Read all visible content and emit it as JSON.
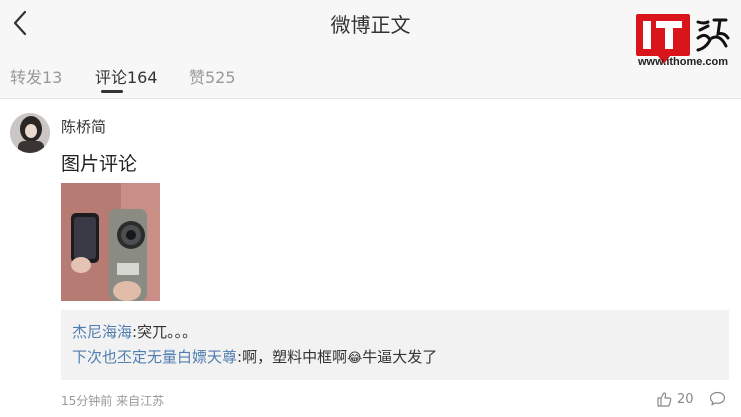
{
  "header": {
    "title": "微博正文",
    "back_icon": "chevron-left-icon"
  },
  "watermark": {
    "logo_text": "IT之家",
    "url": "www.ithome.com"
  },
  "tabs": [
    {
      "label": "转发13",
      "active": false
    },
    {
      "label": "评论164",
      "active": true
    },
    {
      "label": "赞525",
      "active": false
    }
  ],
  "comment": {
    "username": "陈桥简",
    "text": "图片评论",
    "time_location": "15分钟前 来自江苏",
    "likes": "20",
    "replies": [
      {
        "author": "杰尼海海",
        "sep": ":",
        "text": "突兀。。。"
      },
      {
        "author": "下次也丕定无量白嫖天尊",
        "sep": ":",
        "text_before": "啊，塑料中框啊",
        "emoji": "😂",
        "text_after": "牛逼大发了"
      }
    ]
  },
  "colors": {
    "link": "#507daf",
    "logo_red": "#d9151b"
  }
}
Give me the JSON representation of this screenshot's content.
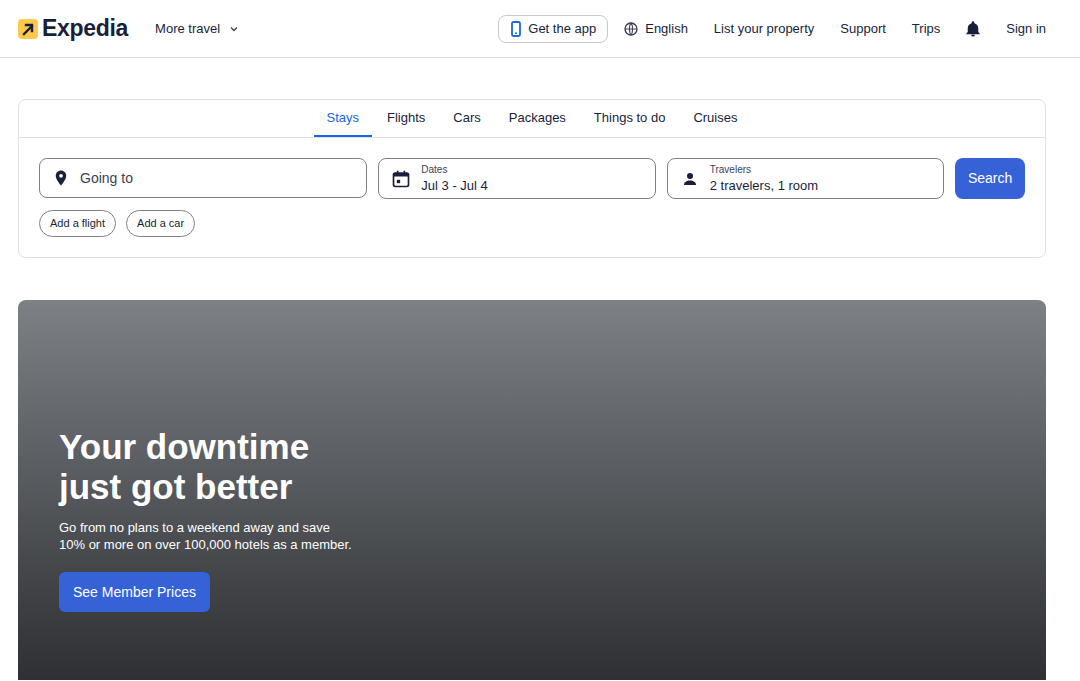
{
  "header": {
    "logo": "Expedia",
    "more_travel": "More travel",
    "get_app": "Get the app",
    "language": "English",
    "nav": [
      "List your property",
      "Support",
      "Trips"
    ],
    "sign_in": "Sign in"
  },
  "search": {
    "tabs": [
      {
        "label": "Stays",
        "selected": true
      },
      {
        "label": "Flights",
        "selected": false
      },
      {
        "label": "Cars",
        "selected": false
      },
      {
        "label": "Packages",
        "selected": false
      },
      {
        "label": "Things to do",
        "selected": false
      },
      {
        "label": "Cruises",
        "selected": false
      }
    ],
    "destination": {
      "placeholder": "Going to"
    },
    "dates": {
      "label": "Dates",
      "value": "Jul 3 - Jul 4"
    },
    "travelers": {
      "label": "Travelers",
      "value": "2 travelers, 1 room"
    },
    "button": "Search",
    "addons": [
      "Add a flight",
      "Add a car"
    ]
  },
  "hero": {
    "title": [
      "Your downtime",
      "just got better"
    ],
    "subtitle": [
      "Go from no plans to a weekend away and save",
      "10% or more on over 100,000 hotels as a member."
    ],
    "button": "See Member Prices"
  }
}
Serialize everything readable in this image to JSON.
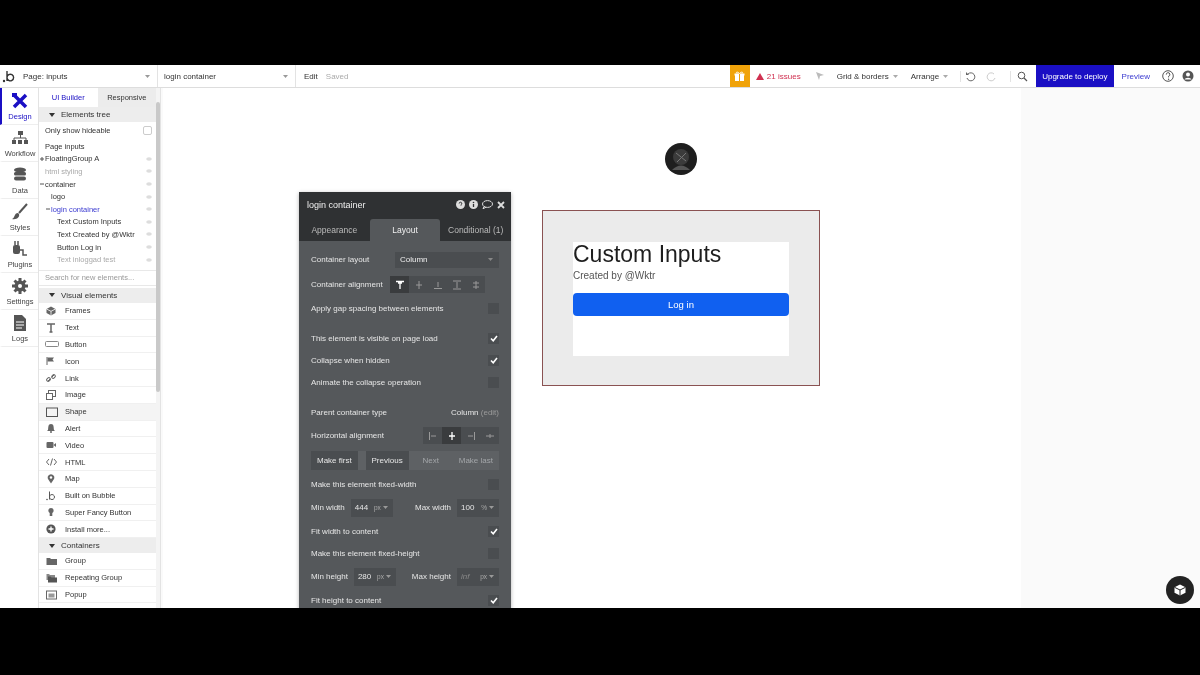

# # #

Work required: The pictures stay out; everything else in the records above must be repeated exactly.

Output of the task:
Read all visible content and emit it as JSON.
{
  "header": {
    "title": "微博正文",
    "back_icon": "chevron-left-icon"
  },
  "watermark": {
    "logo_text": "IT之家",
    "url": "www.ithome.com"
  },
  "tabs": [
    {
      "label": "转发13",
      "active": false
    },
    {
      "label": "评论164",
      "active": true
    },
    {
      "label": "赞525",
      "active": false
    }
  ],
  "comment": {
    "username": "陈桥简",
    "text": "图片评论",
    "time_location": "15分钟前 来自江苏",
    "likes": "20",
    "replies": [
      {
        "author": "杰尼海海",
        "sep": ":",
        "text": "突兀。。。"
      },
      {
        "author": "下次也丕定无量白嫖天尊",
        "sep": ":",
        "text_before": "啊，塑料中框啊",
        "emoji": "😂",
        "text_after": "牛逼大发了"
      }
    ]
  },
  "colors": {
    "link": "#507daf",
    "logo_red": "#d9151b"
  }
}
Give me the JSON representation of this screenshot's content.
{
  "header": {
    "logo": "Expedia",
    "more_travel": "More travel",
    "get_app": "Get the app",
    "language": "English",
    "nav": [
      "List your property",
      "Support",
      "Trips"
    ],
    "sign_in": "Sign in"
  },
  "search": {
    "tabs": [
      {
        "label": "Stays",
        "selected": true
      },
      {
        "label": "Flights",
        "selected": false
      },
      {
        "label": "Cars",
        "selected": false
      },
      {
        "label": "Packages",
        "selected": false
      },
      {
        "label": "Things to do",
        "selected": false
      },
      {
        "label": "Cruises",
        "selected": false
      }
    ],
    "destination": {
      "placeholder": "Going to"
    },
    "dates": {
      "label": "Dates",
      "value": "Jul 3 - Jul 4"
    },
    "travelers": {
      "label": "Travelers",
      "value": "2 travelers, 1 room"
    },
    "button": "Search",
    "addons": [
      "Add a flight",
      "Add a car"
    ]
  },
  "hero": {
    "title": [
      "Your downtime",
      "just got better"
    ],
    "subtitle": [
      "Go from no plans to a weekend away and save",
      "10% or more on over 100,000 hotels as a member."
    ],
    "button": "See Member Prices"
  }
}
Serialize everything readable in this image to JSON.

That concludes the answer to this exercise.